When Anger Shows Up, How Do We Host It?
17 Apr, 2018
Anger is an emotion most of us have experienced as children, teens and adults. There are however some gendered constraints around the expression of anger. Men/boys are socialized to be comfortable with this emotion as part of the masculine code. Part of this masculine code legitimizes anger and aggression to the exclusion of other emotions like sadness, disappointment, betrayal that are all part of mosaic of healthy and mature emotional expression. Men who reveal a range of emotions are often categorized as part of the GBTQ community.
Women/girls on the other hand have a price tag attached to their femininity if they select anger as an expression. When they express their anger appropriately they too are frequently categorized as unfeminine and part of the LBTQ community.
People in gender fluid spaces find the use of anger in appropriate manner and contexts to be freeing and healing.
We all know what anger is, and we’ve all felt it. It’s important to understand that anger is experienced, expressed, and managed in many different ways. Anger is a very powerful emotion that can stem from feelings of frustration, hurt, irritation, or disappointment. It is a normal human emotion that can range from minor frustration to extreme rage. Anger is usually a healthy emotion, but when it gets out of control anger becomes destructive and can lead to problems at work, in your personal relationships, and truncate the overall quality of your life.
Anger can be expressed in safe and harmful ways. The safe expression of anger is direct and respectful. Using the expression of anger to target someone with violence and destruction is not anger. It is violence. This pattern of violence coded as anger can occur between parents and children and between partners and friends.
www.paulkivel.com Copyright 2006 by Paul Kivel “Anger is not the Problem”
When anger is internalized it cascades into other self-destructive and self-harming behaviors like anxiety, depression, cutting and suicidal attempts. Suppressed anger can be an underlying cause of anxiety and depression. Ellen a 12 year old Chinese girls was relentlessly targeted for her features and her parents limited fluency in English. Her expressions of anger travelled through sadness, isolation, rage and several suicide attempts.
Impact of Anger on Health
Anger and the Lifecycle
The ways in which anger interacted with your experiences as a child and through adulthood will determine the ways in which you navigate through it.As a child you may have received messages that anger was not a good or safe emotion to show. You may have been punished for showing expressions or anger. Or you may have been guided to show appropriate expressions of anger. Perhaps you saw your parents or family members engage in destructive or healthy expressions of anger. All of these experiences will shape how you choose to engage with and express or suppress the emotion of anger.
Ask yourself: Do I have short fuse in relation to anger? Do I react to all situations personally and quickly use anger as a shield?
Am I slow to respond to situations that are hurtful and harmful?

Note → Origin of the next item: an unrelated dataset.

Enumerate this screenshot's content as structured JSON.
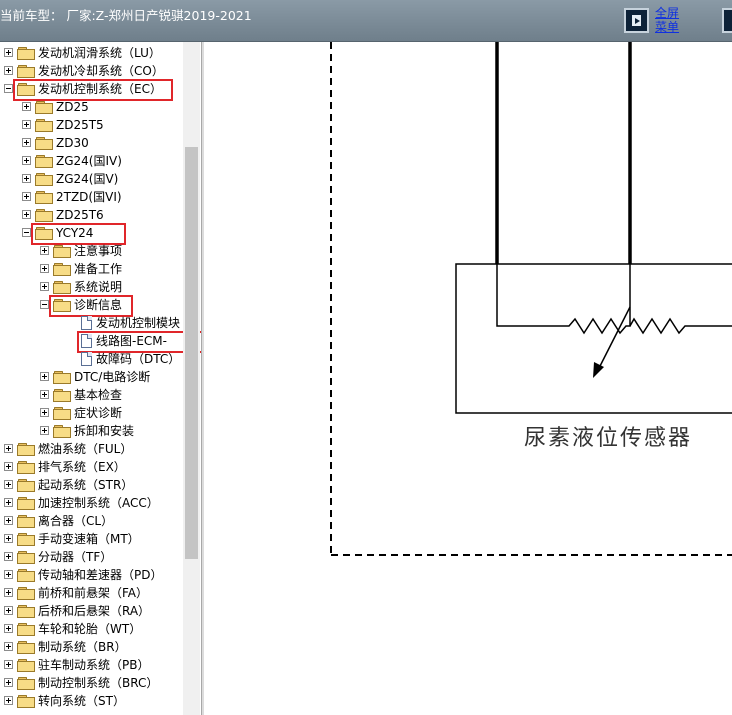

Capturing Anger as Resistance
You will be greeted by a team of therapists who will walk you down memory lane to retrieve and give voice to your experiences with and around anger. Not only will you be offered solutions to differentiate when and how anger ought to be expressed but you will also learn about experiences of other clients who used anger as an appropriate tool when resisting situations of injustice. We will also underscore all of the social and political movements that used anger to demand justice.